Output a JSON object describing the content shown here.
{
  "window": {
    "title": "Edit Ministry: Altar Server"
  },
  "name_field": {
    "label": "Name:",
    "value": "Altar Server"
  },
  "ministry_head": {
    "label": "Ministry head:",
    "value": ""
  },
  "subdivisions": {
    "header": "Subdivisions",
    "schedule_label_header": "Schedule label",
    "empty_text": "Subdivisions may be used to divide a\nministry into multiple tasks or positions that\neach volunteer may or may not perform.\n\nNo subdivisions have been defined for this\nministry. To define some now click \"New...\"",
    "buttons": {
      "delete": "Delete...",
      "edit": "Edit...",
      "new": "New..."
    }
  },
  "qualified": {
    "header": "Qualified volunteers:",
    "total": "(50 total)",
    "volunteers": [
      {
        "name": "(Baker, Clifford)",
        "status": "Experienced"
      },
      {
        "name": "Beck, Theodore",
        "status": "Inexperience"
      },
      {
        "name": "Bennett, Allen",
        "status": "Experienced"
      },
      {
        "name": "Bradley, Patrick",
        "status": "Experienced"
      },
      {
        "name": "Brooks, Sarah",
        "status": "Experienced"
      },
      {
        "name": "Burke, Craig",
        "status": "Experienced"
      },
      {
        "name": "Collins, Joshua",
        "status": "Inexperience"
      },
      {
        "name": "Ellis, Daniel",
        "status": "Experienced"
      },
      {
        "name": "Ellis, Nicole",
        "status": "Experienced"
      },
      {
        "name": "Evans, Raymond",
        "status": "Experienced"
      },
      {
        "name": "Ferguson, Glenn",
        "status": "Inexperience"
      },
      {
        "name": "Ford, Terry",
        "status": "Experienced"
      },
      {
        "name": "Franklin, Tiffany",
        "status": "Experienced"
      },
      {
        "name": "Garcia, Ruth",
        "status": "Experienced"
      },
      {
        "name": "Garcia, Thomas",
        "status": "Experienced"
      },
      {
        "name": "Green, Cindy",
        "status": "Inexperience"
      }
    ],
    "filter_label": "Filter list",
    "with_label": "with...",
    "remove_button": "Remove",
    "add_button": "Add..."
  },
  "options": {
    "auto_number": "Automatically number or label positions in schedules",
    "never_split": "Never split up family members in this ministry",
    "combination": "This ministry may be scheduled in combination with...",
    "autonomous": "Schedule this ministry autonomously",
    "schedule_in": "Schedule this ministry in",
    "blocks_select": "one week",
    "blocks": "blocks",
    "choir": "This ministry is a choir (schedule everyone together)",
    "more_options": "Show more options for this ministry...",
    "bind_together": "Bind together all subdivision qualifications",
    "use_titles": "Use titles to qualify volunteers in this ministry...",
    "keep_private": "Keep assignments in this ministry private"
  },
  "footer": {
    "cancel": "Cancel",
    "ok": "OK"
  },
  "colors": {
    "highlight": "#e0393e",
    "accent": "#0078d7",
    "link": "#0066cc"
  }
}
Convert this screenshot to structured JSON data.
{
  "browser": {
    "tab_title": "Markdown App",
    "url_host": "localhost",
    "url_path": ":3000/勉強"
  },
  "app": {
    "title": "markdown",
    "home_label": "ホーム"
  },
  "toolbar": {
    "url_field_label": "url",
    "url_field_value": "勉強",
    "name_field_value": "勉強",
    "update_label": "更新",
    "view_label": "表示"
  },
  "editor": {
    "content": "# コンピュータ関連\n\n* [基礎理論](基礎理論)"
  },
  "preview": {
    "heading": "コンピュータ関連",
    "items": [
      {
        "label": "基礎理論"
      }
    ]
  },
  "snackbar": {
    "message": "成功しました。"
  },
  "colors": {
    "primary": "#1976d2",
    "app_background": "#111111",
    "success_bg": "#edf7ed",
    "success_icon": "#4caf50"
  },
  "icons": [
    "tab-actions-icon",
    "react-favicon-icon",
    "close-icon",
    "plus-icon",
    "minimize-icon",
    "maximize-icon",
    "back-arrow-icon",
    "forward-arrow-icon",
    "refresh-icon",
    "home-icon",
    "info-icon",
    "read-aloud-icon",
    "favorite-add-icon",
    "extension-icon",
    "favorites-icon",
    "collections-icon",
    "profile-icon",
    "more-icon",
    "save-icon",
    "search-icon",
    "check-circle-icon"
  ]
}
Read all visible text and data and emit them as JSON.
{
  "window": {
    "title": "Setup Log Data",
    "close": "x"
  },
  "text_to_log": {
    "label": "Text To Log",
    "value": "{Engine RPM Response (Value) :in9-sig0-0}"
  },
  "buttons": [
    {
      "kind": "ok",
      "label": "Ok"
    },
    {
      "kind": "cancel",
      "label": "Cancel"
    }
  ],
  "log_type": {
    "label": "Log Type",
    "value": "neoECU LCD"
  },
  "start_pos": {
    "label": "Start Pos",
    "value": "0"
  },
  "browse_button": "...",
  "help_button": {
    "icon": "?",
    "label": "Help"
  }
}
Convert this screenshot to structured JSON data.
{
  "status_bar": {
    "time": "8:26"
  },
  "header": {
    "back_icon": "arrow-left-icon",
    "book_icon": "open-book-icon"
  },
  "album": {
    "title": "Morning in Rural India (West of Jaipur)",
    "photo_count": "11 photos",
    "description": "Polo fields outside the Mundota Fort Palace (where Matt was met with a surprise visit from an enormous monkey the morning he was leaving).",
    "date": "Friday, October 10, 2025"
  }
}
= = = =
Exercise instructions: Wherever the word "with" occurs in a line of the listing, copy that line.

Exercise answer:
    "with_label": "with...",
    "combination": "This ministry may be scheduled in combination with...",
    "description": "Polo fields outside the Mundota Fort Palace (where Matt was met with a surprise visit from an enormous monkey the morning he was leaving).",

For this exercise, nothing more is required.